Wait for it
All of the above ignores anything like skill rolls, target DC, GM fiat, and so forth. As mentioned previously, this is a completely real world searching summary involving trained search professionals. I am really not attempting to dictate how to search, what searching looks like in any specific game, or anything else. It also shows why searches in the real world often don’t have a lot of success. It’s just so much time and a much bigger area than you would really think it is. Unfortunately, the news gets worse for the fantasy world. This info is totally just for a ground-level search. Supernatural creatures sometimes fly around and live underground. This changes things. A lot. It’s grim, man.
It’s time for some more distance distortion! Mt. Everest is 3.25 miles from base to summit. Denali is 3.6 miles from base to summit. A common cruising altitude for airplanes is 30,000 ft., or 5.68 miles. The tallest building as of this writing, the Burj Khalifa, is around half a mile tall. The deepest cave in the world, Krubera Cave, has been explored down to 7,147 ft., 1.35 miles, and is the only cave in the world known to be deeper than 2000m (~6,560 ft.).
Life in the Realms
Imagine you are in Forgotten Realms for a second. You are in a favored terrain, you are going to be detecting goddamn everything. In fact, this brings up a weird question: if I am in a favored terrain, does my increased detection extend into terrains that are not favored? Well, according to the Forgotten Realms wiki the Upper Dark is up to 3 miles down, while Drow society and such exists in the Middle Dark, which is from 3 to 10 miles down. What I am saying is, if you are in some areas you would definitely catch the Underdark, and big portions of it. The Underdark has all manner of devils, demons, and evil fey. This doesn’t even account for stuff like flying citadels, airships, and dragon knights, or magic-users casting conjures, communes, summoning ghosts, steeds, and so on. Then it gets even crazier.
Oh, the cylinder. It would have to be a cylinder of search area. A sphere would lose people in height as you went out to the edges. Someone jumping at the edge would get lost. That just doesn’t seem right, you know? Remember that 4 square mile area from before? It turns into 6.28 cubic miles! Yeah, we’re at cubic miles now. The 144 square mile area becomes a whopping 1,357 cubic miles. Oh jeez. This is straight up donk. How would that really be handy if you were trying to track that down with absolutely no guidance? It’s just not going to happen.
What’s the deal?
Part of it is probably just people not really grasping distance scale. When things are that big, people have trouble contextualizing it, especially in a technologically advanced society. For example, the ranger’s area for Primeval Awareness within a favored terrain? Just slightly smaller than a neutron star.

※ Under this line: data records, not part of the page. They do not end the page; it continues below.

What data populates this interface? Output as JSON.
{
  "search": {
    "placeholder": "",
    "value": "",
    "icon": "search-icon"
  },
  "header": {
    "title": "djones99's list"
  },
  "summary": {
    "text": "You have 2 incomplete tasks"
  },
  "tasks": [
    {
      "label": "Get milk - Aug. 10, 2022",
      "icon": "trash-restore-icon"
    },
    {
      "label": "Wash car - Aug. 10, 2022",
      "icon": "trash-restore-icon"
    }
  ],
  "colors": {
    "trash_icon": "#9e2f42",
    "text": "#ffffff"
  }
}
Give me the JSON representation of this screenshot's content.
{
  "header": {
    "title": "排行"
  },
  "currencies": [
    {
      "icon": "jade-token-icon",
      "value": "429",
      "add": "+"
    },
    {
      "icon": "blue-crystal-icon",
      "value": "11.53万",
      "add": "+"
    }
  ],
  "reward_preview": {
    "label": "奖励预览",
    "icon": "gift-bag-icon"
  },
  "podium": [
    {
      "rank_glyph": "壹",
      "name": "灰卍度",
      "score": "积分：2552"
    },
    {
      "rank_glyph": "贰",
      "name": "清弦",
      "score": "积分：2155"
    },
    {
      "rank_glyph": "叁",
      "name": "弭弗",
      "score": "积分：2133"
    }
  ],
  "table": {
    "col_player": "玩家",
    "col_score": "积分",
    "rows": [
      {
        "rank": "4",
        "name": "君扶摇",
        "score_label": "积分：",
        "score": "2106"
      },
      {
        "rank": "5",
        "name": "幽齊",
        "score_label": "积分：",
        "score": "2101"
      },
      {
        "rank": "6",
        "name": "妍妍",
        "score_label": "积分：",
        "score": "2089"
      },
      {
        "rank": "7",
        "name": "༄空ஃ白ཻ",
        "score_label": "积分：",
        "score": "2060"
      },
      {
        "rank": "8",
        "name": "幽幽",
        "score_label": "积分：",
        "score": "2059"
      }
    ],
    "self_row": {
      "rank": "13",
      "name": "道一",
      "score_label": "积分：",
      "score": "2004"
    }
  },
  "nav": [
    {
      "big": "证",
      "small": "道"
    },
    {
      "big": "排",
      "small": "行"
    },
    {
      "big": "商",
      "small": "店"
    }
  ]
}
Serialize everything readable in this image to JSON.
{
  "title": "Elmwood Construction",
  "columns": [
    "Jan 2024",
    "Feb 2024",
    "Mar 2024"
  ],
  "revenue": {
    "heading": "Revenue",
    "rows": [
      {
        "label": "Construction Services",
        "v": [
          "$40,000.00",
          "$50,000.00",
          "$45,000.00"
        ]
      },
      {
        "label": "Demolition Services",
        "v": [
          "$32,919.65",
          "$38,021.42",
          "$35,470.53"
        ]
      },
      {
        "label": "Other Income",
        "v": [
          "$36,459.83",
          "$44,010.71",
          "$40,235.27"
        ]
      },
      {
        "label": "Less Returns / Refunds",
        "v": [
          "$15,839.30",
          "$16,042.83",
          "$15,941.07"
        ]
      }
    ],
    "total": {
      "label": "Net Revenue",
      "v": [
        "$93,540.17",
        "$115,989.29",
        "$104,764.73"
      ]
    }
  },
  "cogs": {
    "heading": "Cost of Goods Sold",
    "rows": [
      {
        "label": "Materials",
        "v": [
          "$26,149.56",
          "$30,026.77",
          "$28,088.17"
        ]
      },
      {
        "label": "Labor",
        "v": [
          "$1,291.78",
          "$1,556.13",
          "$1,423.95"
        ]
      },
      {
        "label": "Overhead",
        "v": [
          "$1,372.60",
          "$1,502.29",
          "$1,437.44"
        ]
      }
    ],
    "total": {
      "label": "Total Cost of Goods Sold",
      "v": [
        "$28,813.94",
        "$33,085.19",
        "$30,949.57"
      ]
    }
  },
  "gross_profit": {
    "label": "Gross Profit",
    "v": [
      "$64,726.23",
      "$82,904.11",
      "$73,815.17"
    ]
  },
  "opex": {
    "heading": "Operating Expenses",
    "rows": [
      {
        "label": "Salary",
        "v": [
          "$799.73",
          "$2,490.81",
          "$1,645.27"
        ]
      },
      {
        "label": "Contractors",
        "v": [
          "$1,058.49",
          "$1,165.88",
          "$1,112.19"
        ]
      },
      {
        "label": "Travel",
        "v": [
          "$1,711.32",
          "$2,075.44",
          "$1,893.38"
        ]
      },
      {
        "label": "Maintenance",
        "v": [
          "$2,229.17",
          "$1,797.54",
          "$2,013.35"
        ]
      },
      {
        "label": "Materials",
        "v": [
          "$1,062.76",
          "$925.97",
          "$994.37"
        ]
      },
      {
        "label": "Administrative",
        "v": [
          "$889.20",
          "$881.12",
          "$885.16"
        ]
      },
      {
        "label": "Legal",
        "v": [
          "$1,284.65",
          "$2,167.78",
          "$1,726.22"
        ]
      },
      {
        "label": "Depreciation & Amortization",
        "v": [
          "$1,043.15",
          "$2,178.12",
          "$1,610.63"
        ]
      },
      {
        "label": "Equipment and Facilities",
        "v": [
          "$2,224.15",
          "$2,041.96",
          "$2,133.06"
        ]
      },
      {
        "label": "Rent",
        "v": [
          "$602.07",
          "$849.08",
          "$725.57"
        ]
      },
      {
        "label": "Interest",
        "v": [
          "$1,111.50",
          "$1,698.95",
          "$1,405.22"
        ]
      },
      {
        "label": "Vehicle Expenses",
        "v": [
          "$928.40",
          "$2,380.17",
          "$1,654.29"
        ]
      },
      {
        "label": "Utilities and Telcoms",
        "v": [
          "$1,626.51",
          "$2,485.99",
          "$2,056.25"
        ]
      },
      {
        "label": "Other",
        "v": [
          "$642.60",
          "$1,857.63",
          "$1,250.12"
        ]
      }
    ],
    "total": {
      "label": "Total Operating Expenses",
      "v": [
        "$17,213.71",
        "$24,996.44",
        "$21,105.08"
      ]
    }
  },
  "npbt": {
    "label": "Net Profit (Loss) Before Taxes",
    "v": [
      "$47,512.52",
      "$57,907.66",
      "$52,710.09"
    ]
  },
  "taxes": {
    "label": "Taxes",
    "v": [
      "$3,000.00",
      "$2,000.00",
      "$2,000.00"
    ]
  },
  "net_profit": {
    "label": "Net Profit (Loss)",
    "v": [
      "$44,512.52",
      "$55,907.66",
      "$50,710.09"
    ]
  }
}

For real. Just imagine telling your party, “Don’t worry everyone, we just have to search this entire neutron star to find the fey!” It all of a sudden sounds a lot bigger, even though it’s close to the same. Humans have a really, really hard time with scale. It’s one of our many flaws.
People finding use in this feature are doing so because it is being house-ruled and your GM is invested in you having a good time. The next time you see your GM, give him or her a big hug, spring for food, or buy a drink of choice. Any use out of this feature is directly opposing the existing writing of the rules. I don’t really know what they were going for with this feature, probably a way to trigger tracking more often and paint the ranger as a guardian of the natural world, but it really misses the mark.